The reason why multiculturalism is important for this sort of conversation is because, issues of systematic racism operate in such a manner that it is difficult to put a finger on them when everyone is living as a homogeneous community. Homogeneity is a good ideal, but it blocks out the fact that on an individual level racism persists, and it transparently acts as a system of oppression. Creating a separate identity group creates the possibility of them coming to the understanding of the collective issues faced by them.
Aziz Ansari, Hasan Minhaj, and Kumail Nanjiani are just some of the cultural icons promoting this sort of discourse and bringing the brown community in America together – all while being hilarious.
M. Usama Khawar is an undergraduate student currently pursuing a degree in the Social Sciences from The Institute of Business Administration, Karachi.
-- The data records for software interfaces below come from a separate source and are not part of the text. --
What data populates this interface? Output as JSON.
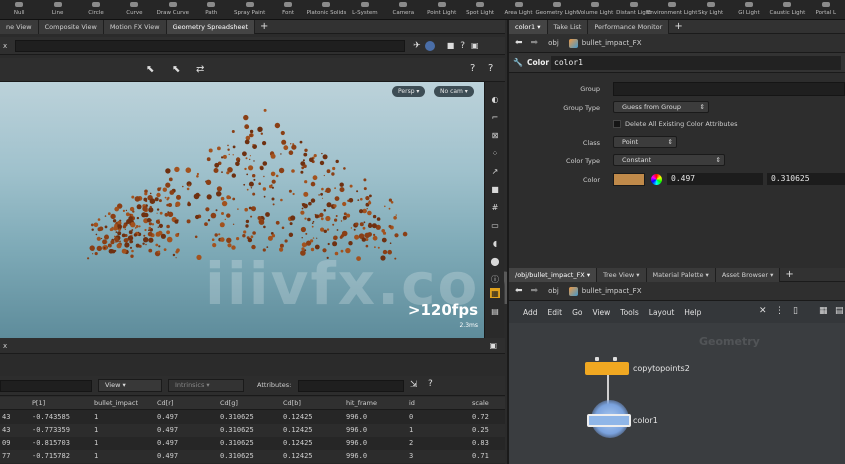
{
  "shelf": {
    "tools": [
      "Null",
      "Line",
      "Circle",
      "Curve",
      "Draw Curve",
      "Path",
      "Spray Paint",
      "Font",
      "Platonic Solids",
      "L-System",
      "Camera",
      "Point Light",
      "Spot Light",
      "Area Light",
      "Geometry Light",
      "Volume Light",
      "Distant Light",
      "Environment Light",
      "Sky Light",
      "GI Light",
      "Caustic Light",
      "Portal L"
    ]
  },
  "left_tabs": [
    "ne View",
    "Composite View",
    "Motion FX View",
    "Geometry Spreadsheet"
  ],
  "left_path": "x",
  "viewport": {
    "camera_menu": "Persp",
    "cam_menu": "No cam",
    "fps": ">120fps",
    "sub_fps": "2.3ms",
    "watermark": "iiivfx.com"
  },
  "spreadsheet": {
    "path": "x",
    "view_label": "View",
    "intrinsics_label": "Intrinsics",
    "attributes_label": "Attributes:",
    "columns": [
      "",
      "P[1]",
      "bullet_impact",
      "Cd[r]",
      "Cd[g]",
      "Cd[b]",
      "hit_frame",
      "id",
      "scale"
    ],
    "rows": [
      [
        "43",
        "-0.743585",
        "1",
        "0.497",
        "0.310625",
        "0.12425",
        "996.0",
        "0",
        "0.72"
      ],
      [
        "43",
        "-0.773359",
        "1",
        "0.497",
        "0.310625",
        "0.12425",
        "996.0",
        "1",
        "0.25"
      ],
      [
        "09",
        "-0.815703",
        "1",
        "0.497",
        "0.310625",
        "0.12425",
        "996.0",
        "2",
        "0.83"
      ],
      [
        "77",
        "-0.715782",
        "1",
        "0.497",
        "0.310625",
        "0.12425",
        "996.0",
        "3",
        "0.71"
      ]
    ]
  },
  "param_tabs": [
    "color1",
    "Take List",
    "Performance Monitor"
  ],
  "param_path": {
    "context": "obj",
    "node": "bullet_impact_FX"
  },
  "params": {
    "node_type": "Color",
    "node_name": "color1",
    "group_label": "Group",
    "group_type_label": "Group Type",
    "group_type_value": "Guess from Group",
    "delete_label": "Delete All Existing Color Attributes",
    "class_label": "Class",
    "class_value": "Point",
    "color_type_label": "Color Type",
    "color_type_value": "Constant",
    "color_label": "Color",
    "color_r": "0.497",
    "color_g": "0.310625",
    "swatch": "#c08a4a"
  },
  "network_tabs": [
    "/obj/bullet_impact_FX",
    "Tree View",
    "Material Palette",
    "Asset Browser"
  ],
  "network_path": {
    "context": "obj",
    "node": "bullet_impact_FX"
  },
  "network_menu": [
    "Add",
    "Edit",
    "Go",
    "View",
    "Tools",
    "Layout",
    "Help"
  ],
  "network_watermark": "Geometry",
  "nodes": {
    "copy": "copytopoints2",
    "color": "color1"
  },
  "colors": {
    "accent": "#f0a822",
    "node_blue": "#8fb6e8"
  }
}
His writing interests are vast, ranging from culture to philosophy to psychology.